Daniel Rochas, retired, (non-professional) beekeeper, France: Neonicotinoids are a problem for bee colonies. The bees decline in the fields and do not return to the colony, thus causing a weakening of the colony and an increase in their susceptibility to other diseases. In fact, it sometimes happens that professionals find high levels of mortalities near field crops. Veterinary specilalists can then be called in to trace this massive loss and the search for toxic substances. However, this has only been happening for a short time and ultimately only generates a validation of the state of the hive, without bringing any direct benefit to the beekeepers.
Alain Péricard, ecological beekeeper at the Apis biological apiary, in Quebec:
As a beekeeper, have you noticed a decrease in the density of your colonies?
We are certified as an organic producer and are therefore located in an area which is free of pesticides. We have to provide our certifier with a map with all the plots under cultivation within a radius of 3 km from our hives, and indicate if there are any pesticides, in particular neonicotinoids. Only one of our neighbors grows corn, but we have an agreement with him, so that his corn is neither OGM nor coated with neonicotinoids or diamides (also a harmful insecticide). This year I overwintered 100% of my 42 hives, which are remarkably strong. But our situation is not representative of Quebec beekeeping in general….
Has colony fragility, linked to greater susceptibility to other diseases, appeared?
Nope! We make a genetic selection of lines of hygienic queens and we apply very strict sanitary measures. The only pathogen we really need to control is Varroa, for which we have developed an effective protocol.

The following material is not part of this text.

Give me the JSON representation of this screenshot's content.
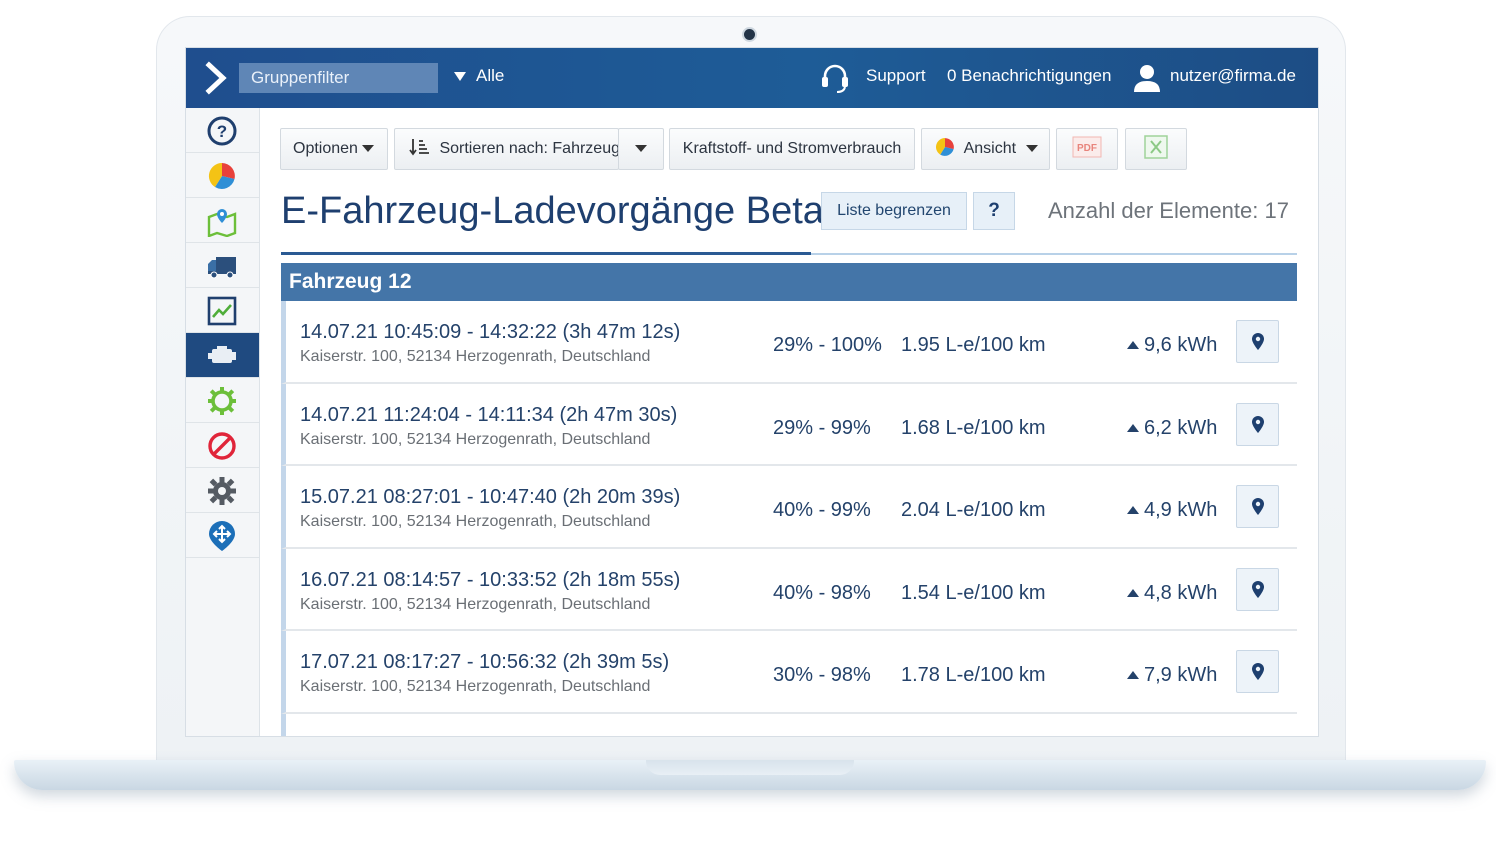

What are your opinions regarding the reintroduction of these neonicotinoids in France?
Seed companies and sellers of bee-killing pesticides constitute – along with certain agricultural organizations – extremely powerful lobbies. The arguments used are dubious (if I'm not mistaken "the future of the sugar industry in France"), but they are always ahead of independent research on the impact of pesticides. These people operate in the short term, each year the use of a product provides considerable profits and dividends to shareholders during the financial year. The long-term impacts are not taken into account, nor the combined impacts of all the chemical molecules used in the crops. But there are strong presumptions of negative effects, especially as endocrine disruptors. Clearly, it is the health and survival of our children and grandchildren that is at stake. As for the impacts on the fauna, they are now well documented and concern not only pollinating insects, but also aquatic invertebrates, small mammals and insectivorous birds, among others.
What are your views on keeping these neonicotinoids in Canada?
The federal regulatory body, Arla, is not fulfilling its role. So-called “research” by mercenary scientists from the industry is considered valid, and independent research is not sufficiently funded. Governments are flat in the face of powerful agricultural organizations (in Quebec, the UPA) and environmental movements are not really mobilized. There are many whistleblowers and journalists who report the facts, but public opinion fails to draw the conclusions, namely, that if we do not take to the streets nothing will change. In Quebec we do not like “chicanes” (conflicts). In our professional organization, Apiculteurs et Apicultrices du Québec, there are a few people who are in favor of demonstrating loudly, but we are not the majority. So, nothing ever changes.
And so there are the final words... be aware of the bees!